The task => Copy out the records below exactly as they appear.

Dataset records =>
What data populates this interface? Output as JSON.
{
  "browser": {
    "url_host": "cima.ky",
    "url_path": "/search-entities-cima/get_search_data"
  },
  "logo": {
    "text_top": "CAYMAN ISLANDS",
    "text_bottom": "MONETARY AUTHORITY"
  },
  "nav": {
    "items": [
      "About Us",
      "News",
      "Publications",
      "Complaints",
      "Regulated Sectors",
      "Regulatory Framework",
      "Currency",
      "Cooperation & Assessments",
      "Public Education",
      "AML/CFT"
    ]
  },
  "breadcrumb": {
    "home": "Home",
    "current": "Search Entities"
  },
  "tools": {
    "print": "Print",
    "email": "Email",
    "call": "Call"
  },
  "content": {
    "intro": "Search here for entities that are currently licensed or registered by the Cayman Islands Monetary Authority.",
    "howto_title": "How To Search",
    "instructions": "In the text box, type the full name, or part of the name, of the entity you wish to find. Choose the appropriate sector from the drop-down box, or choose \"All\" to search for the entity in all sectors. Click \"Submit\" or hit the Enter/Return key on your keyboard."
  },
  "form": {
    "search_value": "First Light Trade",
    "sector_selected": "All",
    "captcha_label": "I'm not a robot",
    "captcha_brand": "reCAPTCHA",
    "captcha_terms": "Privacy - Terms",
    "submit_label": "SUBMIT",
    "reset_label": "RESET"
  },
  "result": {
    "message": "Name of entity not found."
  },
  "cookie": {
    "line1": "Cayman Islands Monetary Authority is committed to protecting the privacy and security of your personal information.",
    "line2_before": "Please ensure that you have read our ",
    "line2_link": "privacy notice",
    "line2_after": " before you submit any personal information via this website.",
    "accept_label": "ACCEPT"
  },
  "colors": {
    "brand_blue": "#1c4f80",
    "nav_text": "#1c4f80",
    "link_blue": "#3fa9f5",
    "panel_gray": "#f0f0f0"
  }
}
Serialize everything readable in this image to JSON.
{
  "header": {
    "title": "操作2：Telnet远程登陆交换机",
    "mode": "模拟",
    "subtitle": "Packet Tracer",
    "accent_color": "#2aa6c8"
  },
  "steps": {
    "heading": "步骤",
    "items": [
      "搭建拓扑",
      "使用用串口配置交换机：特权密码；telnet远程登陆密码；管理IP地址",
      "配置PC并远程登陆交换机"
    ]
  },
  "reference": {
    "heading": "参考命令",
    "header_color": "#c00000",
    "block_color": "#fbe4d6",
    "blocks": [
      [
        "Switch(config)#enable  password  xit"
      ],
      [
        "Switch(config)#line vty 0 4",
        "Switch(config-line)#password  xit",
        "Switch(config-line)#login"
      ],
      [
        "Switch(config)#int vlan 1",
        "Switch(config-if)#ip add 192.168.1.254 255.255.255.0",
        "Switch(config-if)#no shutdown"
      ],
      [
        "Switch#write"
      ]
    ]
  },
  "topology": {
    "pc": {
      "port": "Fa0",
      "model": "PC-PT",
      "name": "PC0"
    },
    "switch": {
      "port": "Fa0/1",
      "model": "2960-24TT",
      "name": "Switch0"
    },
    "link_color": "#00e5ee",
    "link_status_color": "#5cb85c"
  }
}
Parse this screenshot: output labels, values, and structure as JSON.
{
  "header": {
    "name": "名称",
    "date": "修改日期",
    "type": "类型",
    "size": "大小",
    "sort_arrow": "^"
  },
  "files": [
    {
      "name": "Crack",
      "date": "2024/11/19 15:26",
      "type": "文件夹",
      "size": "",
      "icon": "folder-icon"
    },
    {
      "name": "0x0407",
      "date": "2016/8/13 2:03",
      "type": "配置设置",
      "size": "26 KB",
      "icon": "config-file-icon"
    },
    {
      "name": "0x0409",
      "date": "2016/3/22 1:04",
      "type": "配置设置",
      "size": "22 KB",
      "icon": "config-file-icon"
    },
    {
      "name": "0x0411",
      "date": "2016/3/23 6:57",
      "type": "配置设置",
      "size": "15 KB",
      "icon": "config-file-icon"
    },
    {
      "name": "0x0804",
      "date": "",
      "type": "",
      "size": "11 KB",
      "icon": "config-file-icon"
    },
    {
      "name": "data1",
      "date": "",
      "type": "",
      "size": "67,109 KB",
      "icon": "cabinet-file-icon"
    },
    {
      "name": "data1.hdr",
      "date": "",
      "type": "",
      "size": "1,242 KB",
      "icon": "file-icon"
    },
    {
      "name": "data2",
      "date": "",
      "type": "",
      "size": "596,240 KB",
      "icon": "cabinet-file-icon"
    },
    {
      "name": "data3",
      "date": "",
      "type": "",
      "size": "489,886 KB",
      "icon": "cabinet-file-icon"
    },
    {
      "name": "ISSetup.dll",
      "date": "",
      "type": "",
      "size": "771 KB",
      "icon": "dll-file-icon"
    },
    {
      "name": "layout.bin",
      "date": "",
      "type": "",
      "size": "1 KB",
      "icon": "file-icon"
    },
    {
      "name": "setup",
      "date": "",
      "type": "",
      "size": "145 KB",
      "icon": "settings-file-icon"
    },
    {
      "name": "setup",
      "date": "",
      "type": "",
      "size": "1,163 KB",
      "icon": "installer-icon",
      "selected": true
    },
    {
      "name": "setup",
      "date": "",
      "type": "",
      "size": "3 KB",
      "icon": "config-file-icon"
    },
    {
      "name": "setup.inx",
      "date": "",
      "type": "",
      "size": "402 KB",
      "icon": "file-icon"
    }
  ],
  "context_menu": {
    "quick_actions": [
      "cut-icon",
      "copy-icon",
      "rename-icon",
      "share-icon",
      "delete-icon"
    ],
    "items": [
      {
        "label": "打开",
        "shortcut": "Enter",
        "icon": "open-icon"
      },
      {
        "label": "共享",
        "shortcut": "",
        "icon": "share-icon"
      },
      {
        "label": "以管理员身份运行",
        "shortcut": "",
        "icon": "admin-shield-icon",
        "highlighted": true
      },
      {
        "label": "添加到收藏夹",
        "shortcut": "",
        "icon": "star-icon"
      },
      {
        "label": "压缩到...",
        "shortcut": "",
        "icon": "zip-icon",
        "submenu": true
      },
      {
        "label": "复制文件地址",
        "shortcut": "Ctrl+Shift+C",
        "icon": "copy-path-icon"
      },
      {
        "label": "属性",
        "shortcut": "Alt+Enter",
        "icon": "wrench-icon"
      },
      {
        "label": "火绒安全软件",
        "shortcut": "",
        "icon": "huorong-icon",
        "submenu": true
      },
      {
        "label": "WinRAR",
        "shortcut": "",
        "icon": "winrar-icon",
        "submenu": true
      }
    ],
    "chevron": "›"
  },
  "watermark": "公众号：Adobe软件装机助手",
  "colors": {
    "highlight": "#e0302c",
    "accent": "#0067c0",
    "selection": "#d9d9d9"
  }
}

Task output =>
What data populates this interface? Output as JSON.
{
  "browser": {
    "url_host": "cima.ky",
    "url_path": "/search-entities-cima/get_search_data"
  },
  "logo": {
    "text_top": "CAYMAN ISLANDS",
    "text_bottom": "MONETARY AUTHORITY"
  },
  "nav": {
    "items": [
      "About Us",
      "News",
      "Publications",
      "Complaints",
      "Regulated Sectors",
      "Regulatory Framework",
      "Currency",
      "Cooperation & Assessments",
      "Public Education",
      "AML/CFT"
    ]
  },
  "breadcrumb": {
    "home": "Home",
    "current": "Search Entities"
  },
  "tools": {
    "print": "Print",
    "email": "Email",
    "call": "Call"
  },
  "content": {
    "intro": "Search here for entities that are currently licensed or registered by the Cayman Islands Monetary Authority.",
    "howto_title": "How To Search",
    "instructions": "In the text box, type the full name, or part of the name, of the entity you wish to find. Choose the appropriate sector from the drop-down box, or choose \"All\" to search for the entity in all sectors. Click \"Submit\" or hit the Enter/Return key on your keyboard."
  },
  "form": {
    "search_value": "First Light Trade",
    "sector_selected": "All",
    "captcha_label": "I'm not a robot",
    "captcha_brand": "reCAPTCHA",
    "captcha_terms": "Privacy - Terms",
    "submit_label": "SUBMIT",
    "reset_label": "RESET"
  },
  "result": {
    "message": "Name of entity not found."
  },
  "cookie": {
    "line1": "Cayman Islands Monetary Authority is committed to protecting the privacy and security of your personal information.",
    "line2_before": "Please ensure that you have read our ",
    "line2_link": "privacy notice",
    "line2_after": " before you submit any personal information via this website.",
    "accept_label": "ACCEPT"
  },
  "colors": {
    "brand_blue": "#1c4f80",
    "nav_text": "#1c4f80",
    "link_blue": "#3fa9f5",
    "panel_gray": "#f0f0f0"
  }
}
Serialize everything readable in this image to JSON.
{
  "header": {
    "title": "操作2：Telnet远程登陆交换机",
    "mode": "模拟",
    "subtitle": "Packet Tracer",
    "accent_color": "#2aa6c8"
  },
  "steps": {
    "heading": "步骤",
    "items": [
      "搭建拓扑",
      "使用用串口配置交换机：特权密码；telnet远程登陆密码；管理IP地址",
      "配置PC并远程登陆交换机"
    ]
  },
  "reference": {
    "heading": "参考命令",
    "header_color": "#c00000",
    "block_color": "#fbe4d6",
    "blocks": [
      [
        "Switch(config)#enable  password  xit"
      ],
      [
        "Switch(config)#line vty 0 4",
        "Switch(config-line)#password  xit",
        "Switch(config-line)#login"
      ],
      [
        "Switch(config)#int vlan 1",
        "Switch(config-if)#ip add 192.168.1.254 255.255.255.0",
        "Switch(config-if)#no shutdown"
      ],
      [
        "Switch#write"
      ]
    ]
  },
  "topology": {
    "pc": {
      "port": "Fa0",
      "model": "PC-PT",
      "name": "PC0"
    },
    "switch": {
      "port": "Fa0/1",
      "model": "2960-24TT",
      "name": "Switch0"
    },
    "link_color": "#00e5ee",
    "link_status_color": "#5cb85c"
  }
}
Parse this screenshot: output labels, values, and structure as JSON.
{
  "header": {
    "name": "名称",
    "date": "修改日期",
    "type": "类型",
    "size": "大小",
    "sort_arrow": "^"
  },
  "files": [
    {
      "name": "Crack",
      "date": "2024/11/19 15:26",
      "type": "文件夹",
      "size": "",
      "icon": "folder-icon"
    },
    {
      "name": "0x0407",
      "date": "2016/8/13 2:03",
      "type": "配置设置",
      "size": "26 KB",
      "icon": "config-file-icon"
    },
    {
      "name": "0x0409",
      "date": "2016/3/22 1:04",
      "type": "配置设置",
      "size": "22 KB",
      "icon": "config-file-icon"
    },
    {
      "name": "0x0411",
      "date": "2016/3/23 6:57",
      "type": "配置设置",
      "size": "15 KB",
      "icon": "config-file-icon"
    },
    {
      "name": "0x0804",
      "date": "",
      "type": "",
      "size": "11 KB",
      "icon": "config-file-icon"
    },
    {
      "name": "data1",
      "date": "",
      "type": "",
      "size": "67,109 KB",
      "icon": "cabinet-file-icon"
    },
    {
      "name": "data1.hdr",
      "date": "",
      "type": "",
      "size": "1,242 KB",
      "icon": "file-icon"
    },
    {
      "name": "data2",
      "date": "",
      "type": "",
      "size": "596,240 KB",
      "icon": "cabinet-file-icon"
    },
    {
      "name": "data3",
      "date": "",
      "type": "",
      "size": "489,886 KB",
      "icon": "cabinet-file-icon"
    },
    {
      "name": "ISSetup.dll",
      "date": "",
      "type": "",
      "size": "771 KB",
      "icon": "dll-file-icon"
    },
    {
      "name": "layout.bin",
      "date": "",
      "type": "",
      "size": "1 KB",
      "icon": "file-icon"
    },
    {
      "name": "setup",
      "date": "",
      "type": "",
      "size": "145 KB",
      "icon": "settings-file-icon"
    },
    {
      "name": "setup",
      "date": "",
      "type": "",
      "size": "1,163 KB",
      "icon": "installer-icon",
      "selected": true
    },
    {
      "name": "setup",
      "date": "",
      "type": "",
      "size": "3 KB",
      "icon": "config-file-icon"
    },
    {
      "name": "setup.inx",
      "date": "",
      "type": "",
      "size": "402 KB",
      "icon": "file-icon"
    }
  ],
  "context_menu": {
    "quick_actions": [
      "cut-icon",
      "copy-icon",
      "rename-icon",
      "share-icon",
      "delete-icon"
    ],
    "items": [
      {
        "label": "打开",
        "shortcut": "Enter",
        "icon": "open-icon"
      },
      {
        "label": "共享",
        "shortcut": "",
        "icon": "share-icon"
      },
      {
        "label": "以管理员身份运行",
        "shortcut": "",
        "icon": "admin-shield-icon",
        "highlighted": true
      },
      {
        "label": "添加到收藏夹",
        "shortcut": "",
        "icon": "star-icon"
      },
      {
        "label": "压缩到...",
        "shortcut": "",
        "icon": "zip-icon",
        "submenu": true
      },
      {
        "label": "复制文件地址",
        "shortcut": "Ctrl+Shift+C",
        "icon": "copy-path-icon"
      },
      {
        "label": "属性",
        "shortcut": "Alt+Enter",
        "icon": "wrench-icon"
      },
      {
        "label": "火绒安全软件",
        "shortcut": "",
        "icon": "huorong-icon",
        "submenu": true
      },
      {
        "label": "WinRAR",
        "shortcut": "",
        "icon": "winrar-icon",
        "submenu": true
      }
    ],
    "chevron": "›"
  },
  "watermark": "公众号：Adobe软件装机助手",
  "colors": {
    "highlight": "#e0302c",
    "accent": "#0067c0",
    "selection": "#d9d9d9"
  }
}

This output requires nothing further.